Inequality? The countries with the biggest disparities in wealth are precisely those with the longest workweeks. While the poor are working longer and longer hours just to get by, the rich are finding it ever more “expensive” to take time off as their hourly rates rise.
In the 19th century, it was typical for wealthy people to flatly refuse to roll up their sleeves. Work was for peasants. The more someone worked, the poorer they were. Since then, social mores have flipped. Nowadays, excessive work and pressure are status symbols. Moaning about too much work is often just a veiled attempt to come across as important and interesting. Time to oneself is sooner equated with unemployment and laziness, certainly in countries where the wealth gap has widened.
It doesn’t have to be this way. We have the ability to cut a big chunk off our working week. Not only would it make all of society a whole lot healthier, it would also put an end to untold piles of pointless and even downright harmful tasks (a recent poll found that as many as 37% of British workers think they have a “bullshit job”). A universal basic income would be the best way to give everyone the opportunity to do more unpaid but incredibly important work, such as caring for children and the elderly.
The good life
When I told people, in the course of writing my book, that I was addressing the biggest challenge of the century, their interest was immediately piqued. Was I writing on terrorism? Climate change? World War III?
Their disappointment was palpable when I launched into the subject of leisure. “Wouldn’t everybody just be glued to the TV all the time?”

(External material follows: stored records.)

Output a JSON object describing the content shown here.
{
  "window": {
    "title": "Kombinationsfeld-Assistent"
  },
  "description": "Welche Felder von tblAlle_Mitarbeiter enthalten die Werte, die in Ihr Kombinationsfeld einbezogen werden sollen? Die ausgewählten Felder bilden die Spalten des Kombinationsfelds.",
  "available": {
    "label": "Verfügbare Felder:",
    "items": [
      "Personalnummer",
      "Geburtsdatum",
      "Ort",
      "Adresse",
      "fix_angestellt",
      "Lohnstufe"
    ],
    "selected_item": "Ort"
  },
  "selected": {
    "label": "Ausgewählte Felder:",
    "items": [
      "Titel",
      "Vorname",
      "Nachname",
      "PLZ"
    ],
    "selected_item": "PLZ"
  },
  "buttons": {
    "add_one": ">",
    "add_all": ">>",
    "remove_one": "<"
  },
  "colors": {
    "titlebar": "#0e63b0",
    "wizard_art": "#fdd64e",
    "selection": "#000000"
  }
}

I was reminded of the dour priests and salesmen of the 19th century who believed that the plebs wouldn’t be able to handle getting the vote, or a decent wage, or, least of all, leisure, and who backed the 70-hour workweek as an efficacious instrument in the fight against liquor. But the irony is that it was precisely in overworked, industrialized cities that more and more people sought refuge in the bottle.
Now we’re living in a different era, but the story is the same: In overworked countries like Japan, Turkey, and, of course, the United States, people watch an absurd amount of television. Up to five hours a day in the U.S., which adds up to nine years over a lifetime. American children spend half again as much time in front of the TV as they do at school. True leisure, however, is neither a luxury nor a vice. It is as vital to our brains as vitamin C is to our bodies. There’s not a person on earth who on their deathbed thinks, “Had I only put in a few more hours at the office or sat in front of the tube some more.”
Sure, swimming in a sea of spare time will not be easy. A 21st-century education should prepare people not only for joining the workforce, but also (and more importantly) for life. “Since men will not be tired in their spare time,” the philosopher Bertrand Russell wrote in 1932, “they will not demand only such amusements as are passive and vapid.”
We can handle the good life, if only we take the time.
Adapted from Rutger’s new book, Utopia for Realists: The Case for a Universal Income, Open Borders, and a 15-Hour Workweek.
— English translation by Elizabeth Manton and Erica Moore, with additional editing by Travis Mushett
Originally published here.